Speaking of which, he brought dinner. Those professional cooking classes he’s been slipping in after work and before his nightly run have been paying off, and his lover can rest assured that the cute gourmand instructor can flirt all she wants—this guy is off the market.
Not a bad deal, right? Also, not a real person. Let’s make this oh-so-dreamy fella the kind of guy you can expect to bump into on the corner.
Writing Believable Male Love Interests: A Little More Human
Put on a few pounds—or take them off.
That body probably isn’t perfect, because that would require spending every minute in the gym—not at the camp where he works, or with the object of his affection. Besides, a chiseled fella might make his love interest feel insecure by comparison. Does his significant other have a weakness for good arms? Give him those, and when she overlooks his chicken legs it’ll be because she knows she isn’t perfect, either.
Take it down a notch.
Cooking classes might be a little pricey for our guy, since he works at a camp for the underprivileged. That doesn’t mean he can’t splurge for her favorite pizza, and if he chooses to rescue a kitten on the way to his destination, that’s basic human decency. But first he should check that it doesn’t belong to someone, rather than popping a bow on its neck and gifting it to his beloved. Maybe this detour will make him late for their rendezvous, and he invites the object of his affection along for a ride to the animal shelter, only to discover she’s more of a dog person. What might be their take on this age-old problem?
Set some bedroom boundaries.
Consider that a bellyful of pizza could put some limits on the bedroom calisthenics. That doesn’t mean fun can’t be had, but perhaps not into the wee hours. He might be training for a marathon, but it’s the kind you wear clothes for. While pounding the pavement for those 26 miles on the weekend, his eyes might drift to the runner who is pacing him. How will his pillow-mate feel to see those eyes sliding over someone else, when the only thing they did in bed last night was flicker in deep REM sleep?
Employ poetic justice.
The poetry? Write on, brother. We’ll forgive you if it rhymes. Or, maybe his counterpart has a Master of Fine Arts degree and returns his missive of love with a few red pen marks.
One sensitive alpha male who is far from perfect is Robert Galbraith’s (aka J.K. Rowling’s) private detective, Cormoran Strike. Strike admits to being a little overweight. He’s a hulking presence, and more than once the hair on his head is compared to hair that grows … elsewhere.

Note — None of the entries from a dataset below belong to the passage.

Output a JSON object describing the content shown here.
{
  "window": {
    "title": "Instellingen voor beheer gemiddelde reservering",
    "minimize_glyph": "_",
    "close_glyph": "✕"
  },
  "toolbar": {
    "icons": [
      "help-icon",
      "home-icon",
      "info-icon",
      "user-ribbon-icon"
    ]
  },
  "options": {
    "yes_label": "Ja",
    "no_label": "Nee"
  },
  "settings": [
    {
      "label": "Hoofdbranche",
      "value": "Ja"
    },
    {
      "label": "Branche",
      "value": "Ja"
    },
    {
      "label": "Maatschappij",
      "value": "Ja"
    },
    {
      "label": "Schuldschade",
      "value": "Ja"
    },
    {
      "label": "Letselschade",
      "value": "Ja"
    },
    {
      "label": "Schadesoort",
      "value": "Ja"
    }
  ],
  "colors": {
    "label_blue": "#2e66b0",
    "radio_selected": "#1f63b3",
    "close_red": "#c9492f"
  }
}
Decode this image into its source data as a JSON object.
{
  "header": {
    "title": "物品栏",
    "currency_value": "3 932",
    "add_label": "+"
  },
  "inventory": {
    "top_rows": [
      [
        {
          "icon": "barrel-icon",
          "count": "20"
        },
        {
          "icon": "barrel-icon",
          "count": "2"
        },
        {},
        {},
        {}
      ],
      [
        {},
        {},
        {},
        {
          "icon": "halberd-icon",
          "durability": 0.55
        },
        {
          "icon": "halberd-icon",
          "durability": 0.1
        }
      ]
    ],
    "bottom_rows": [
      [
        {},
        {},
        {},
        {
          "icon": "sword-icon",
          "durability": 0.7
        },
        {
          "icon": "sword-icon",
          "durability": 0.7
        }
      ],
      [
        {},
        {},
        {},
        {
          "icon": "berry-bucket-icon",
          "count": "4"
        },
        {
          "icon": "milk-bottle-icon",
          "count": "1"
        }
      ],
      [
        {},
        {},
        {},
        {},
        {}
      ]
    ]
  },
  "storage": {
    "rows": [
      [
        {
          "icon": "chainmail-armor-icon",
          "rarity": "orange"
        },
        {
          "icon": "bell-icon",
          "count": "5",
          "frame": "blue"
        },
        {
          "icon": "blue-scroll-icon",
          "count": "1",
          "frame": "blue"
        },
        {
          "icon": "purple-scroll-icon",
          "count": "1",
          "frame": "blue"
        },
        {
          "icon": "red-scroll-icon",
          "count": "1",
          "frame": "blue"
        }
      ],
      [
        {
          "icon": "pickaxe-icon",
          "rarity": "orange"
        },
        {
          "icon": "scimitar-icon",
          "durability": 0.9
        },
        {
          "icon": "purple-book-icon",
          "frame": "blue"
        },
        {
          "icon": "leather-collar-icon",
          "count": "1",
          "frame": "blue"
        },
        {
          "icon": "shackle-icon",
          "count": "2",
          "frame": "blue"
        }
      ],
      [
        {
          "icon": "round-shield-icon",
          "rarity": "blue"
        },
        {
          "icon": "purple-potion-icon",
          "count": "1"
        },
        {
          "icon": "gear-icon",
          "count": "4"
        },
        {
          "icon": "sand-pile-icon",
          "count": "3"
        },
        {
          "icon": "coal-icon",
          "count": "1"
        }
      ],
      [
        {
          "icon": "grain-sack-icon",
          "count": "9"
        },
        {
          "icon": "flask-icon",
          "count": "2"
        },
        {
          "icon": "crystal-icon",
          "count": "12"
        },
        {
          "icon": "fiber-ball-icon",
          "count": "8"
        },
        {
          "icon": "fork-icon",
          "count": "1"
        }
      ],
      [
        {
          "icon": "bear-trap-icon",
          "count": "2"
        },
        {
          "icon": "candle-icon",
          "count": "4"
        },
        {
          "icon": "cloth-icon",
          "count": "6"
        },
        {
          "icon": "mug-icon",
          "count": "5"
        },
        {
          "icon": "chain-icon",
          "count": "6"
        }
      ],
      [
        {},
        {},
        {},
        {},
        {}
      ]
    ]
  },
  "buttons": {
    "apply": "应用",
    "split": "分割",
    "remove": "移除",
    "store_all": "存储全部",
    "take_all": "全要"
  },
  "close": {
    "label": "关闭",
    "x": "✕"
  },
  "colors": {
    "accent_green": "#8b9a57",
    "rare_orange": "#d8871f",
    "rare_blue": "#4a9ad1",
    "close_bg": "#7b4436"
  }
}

An amputee with chronic pain issues, a bit of a temper and a fondness for pubs, Strike can’t even show his new secretary, Robin, the courtesy of remembering her name upon their first meeting. But sensitivity lurks beneath, and he—believably—beds a supermodel in the series’ first book. Women flock to Strike despite his shortcomings, something that the engaged Robin finds herself oddly irked by.
Now, these examples may seem specific, but they’re meant to prove a point. The perfect love interest might seem like a good idea while crafting your novel, but if you want your readers to relate, you’re going to have to put some cracks in that veneer. Don’t forget, your readers probably have someone that they care for in real life—someone who, being an actual human, has some rough edges. Giving your love interest a few as well might just appeal to your characters, and your readers, even more than the irresistibly unattainable figure from your wildest dreams.